* **Your objective**
Each entry must be duplicated precisely, with nothing left out.

* **Recorded data**
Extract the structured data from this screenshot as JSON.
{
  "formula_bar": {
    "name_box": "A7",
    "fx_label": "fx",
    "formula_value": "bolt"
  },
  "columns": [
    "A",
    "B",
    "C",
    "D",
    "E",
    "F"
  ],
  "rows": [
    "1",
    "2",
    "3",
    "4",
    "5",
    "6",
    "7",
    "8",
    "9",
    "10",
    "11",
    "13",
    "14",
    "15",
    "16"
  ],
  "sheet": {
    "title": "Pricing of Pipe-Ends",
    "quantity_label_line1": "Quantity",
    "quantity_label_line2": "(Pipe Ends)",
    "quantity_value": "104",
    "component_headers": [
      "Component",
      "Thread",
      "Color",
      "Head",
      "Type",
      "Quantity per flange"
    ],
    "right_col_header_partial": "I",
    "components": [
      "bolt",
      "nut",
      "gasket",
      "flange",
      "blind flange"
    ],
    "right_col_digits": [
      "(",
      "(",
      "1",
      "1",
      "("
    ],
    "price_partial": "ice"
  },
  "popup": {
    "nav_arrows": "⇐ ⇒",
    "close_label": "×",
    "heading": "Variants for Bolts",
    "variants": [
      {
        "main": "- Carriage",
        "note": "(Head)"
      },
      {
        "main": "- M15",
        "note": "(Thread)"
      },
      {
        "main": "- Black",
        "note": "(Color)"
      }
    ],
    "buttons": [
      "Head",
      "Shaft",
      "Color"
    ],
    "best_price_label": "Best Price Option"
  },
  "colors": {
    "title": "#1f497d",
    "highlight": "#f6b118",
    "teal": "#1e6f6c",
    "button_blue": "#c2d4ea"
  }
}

* **Exercise result**
Extract the structured data from this screenshot as JSON.
{
  "formula_bar": {
    "name_box": "A7",
    "fx_label": "fx",
    "formula_value": "bolt"
  },
  "columns": [
    "A",
    "B",
    "C",
    "D",
    "E",
    "F"
  ],
  "rows": [
    "1",
    "2",
    "3",
    "4",
    "5",
    "6",
    "7",
    "8",
    "9",
    "10",
    "11",
    "13",
    "14",
    "15",
    "16"
  ],
  "sheet": {
    "title": "Pricing of Pipe-Ends",
    "quantity_label_line1": "Quantity",
    "quantity_label_line2": "(Pipe Ends)",
    "quantity_value": "104",
    "component_headers": [
      "Component",
      "Thread",
      "Color",
      "Head",
      "Type",
      "Quantity per flange"
    ],
    "right_col_header_partial": "I",
    "components": [
      "bolt",
      "nut",
      "gasket",
      "flange",
      "blind flange"
    ],
    "right_col_digits": [
      "(",
      "(",
      "1",
      "1",
      "("
    ],
    "price_partial": "ice"
  },
  "popup": {
    "nav_arrows": "⇐ ⇒",
    "close_label": "×",
    "heading": "Variants for Bolts",
    "variants": [
      {
        "main": "- Carriage",
        "note": "(Head)"
      },
      {
        "main": "- M15",
        "note": "(Thread)"
      },
      {
        "main": "- Black",
        "note": "(Color)"
      }
    ],
    "buttons": [
      "Head",
      "Shaft",
      "Color"
    ],
    "best_price_label": "Best Price Option"
  },
  "colors": {
    "title": "#1f497d",
    "highlight": "#f6b118",
    "teal": "#1e6f6c",
    "button_blue": "#c2d4ea"
  }
}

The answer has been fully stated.